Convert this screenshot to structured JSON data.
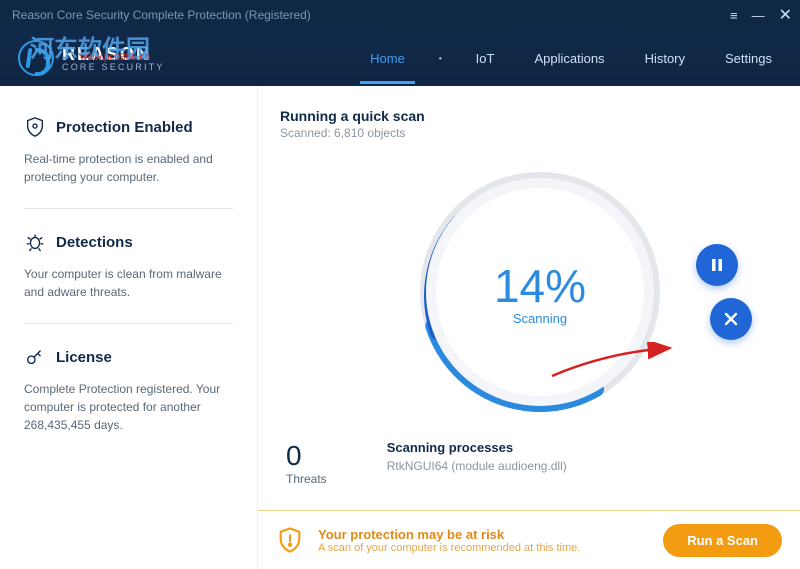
{
  "window": {
    "title": "Reason Core Security Complete Protection (Registered)"
  },
  "brand": {
    "line1": "REASON",
    "line2": "CORE SECURITY"
  },
  "nav": {
    "items": [
      {
        "label": "Home",
        "active": true
      },
      {
        "label": "IoT"
      },
      {
        "label": "Applications"
      },
      {
        "label": "History"
      },
      {
        "label": "Settings"
      }
    ]
  },
  "sidebar": {
    "protection": {
      "title": "Protection Enabled",
      "desc": "Real-time protection is enabled and protecting your computer."
    },
    "detections": {
      "title": "Detections",
      "desc": "Your computer is clean from malware and adware threats."
    },
    "license": {
      "title": "License",
      "desc": "Complete Protection registered. Your computer is protected for another 268,435,455 days."
    }
  },
  "scan": {
    "title": "Running a quick scan",
    "subtitle": "Scanned: 6,810 objects",
    "percent_text": "14%",
    "percent_value": 14,
    "status": "Scanning",
    "threats_count": "0",
    "threats_label": "Threats",
    "process_heading": "Scanning processes",
    "process_current": "RtkNGUI64 (module audioeng.dll)"
  },
  "risk": {
    "title": "Your protection may be at risk",
    "subtitle": "A scan of your computer is recommended at this time.",
    "button": "Run a Scan"
  },
  "colors": {
    "accent": "#2b8be0",
    "navy": "#112a4a",
    "warn": "#f39c12"
  }
}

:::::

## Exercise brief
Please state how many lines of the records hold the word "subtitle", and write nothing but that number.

## Your response
2